Effective early learning should not be a race, but instead a long, pleasant walk. Pushing children too hard or too fast is not the appropriate method to stimulate their curiosity. Attention and concentration skills have to be trained patiently, with a lot of encouragements, cheerfulness, smiles, laughs, digressions, anecdotes, and jokes.

The teacher, as a model of patience, has to keep cool in any situation. Does the child look tired or bored? Then the child needs a break (a few minutes is enough; having a break does not mean the session has to be postponed or cancelled). Is the child crying? The child needs a break. Is the teacher shouting? The teacher needs a break. Smacking? Any form of violence is blatant evidence of incompetence in education and a sure way to discourage any child from learning.

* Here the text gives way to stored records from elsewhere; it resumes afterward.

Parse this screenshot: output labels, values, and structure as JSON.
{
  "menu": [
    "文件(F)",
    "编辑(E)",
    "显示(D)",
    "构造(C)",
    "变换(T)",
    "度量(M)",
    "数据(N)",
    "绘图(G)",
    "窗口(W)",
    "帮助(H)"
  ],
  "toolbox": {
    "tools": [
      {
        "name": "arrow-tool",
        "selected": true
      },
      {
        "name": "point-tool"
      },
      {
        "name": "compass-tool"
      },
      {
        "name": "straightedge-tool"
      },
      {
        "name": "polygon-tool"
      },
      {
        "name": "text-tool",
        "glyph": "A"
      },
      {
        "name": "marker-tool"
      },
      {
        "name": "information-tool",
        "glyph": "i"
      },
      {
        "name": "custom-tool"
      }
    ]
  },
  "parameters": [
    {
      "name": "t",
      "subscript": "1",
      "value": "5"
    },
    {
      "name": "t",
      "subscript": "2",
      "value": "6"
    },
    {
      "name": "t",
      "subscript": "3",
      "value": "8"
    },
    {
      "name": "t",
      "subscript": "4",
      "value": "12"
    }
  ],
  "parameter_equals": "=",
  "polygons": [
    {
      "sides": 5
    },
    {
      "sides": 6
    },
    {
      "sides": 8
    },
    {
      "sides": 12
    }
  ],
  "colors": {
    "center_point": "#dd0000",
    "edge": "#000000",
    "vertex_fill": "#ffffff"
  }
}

Whatever their behavior, children are never clumsy or stupid or bad. They learn by trial and error and when they fall, they don’t need admonition but instead a hand to help them to stand up again, and to climb higher. The master words in early teaching are love and patience.



Image: The Chicken – Number 9 / ChildUp.com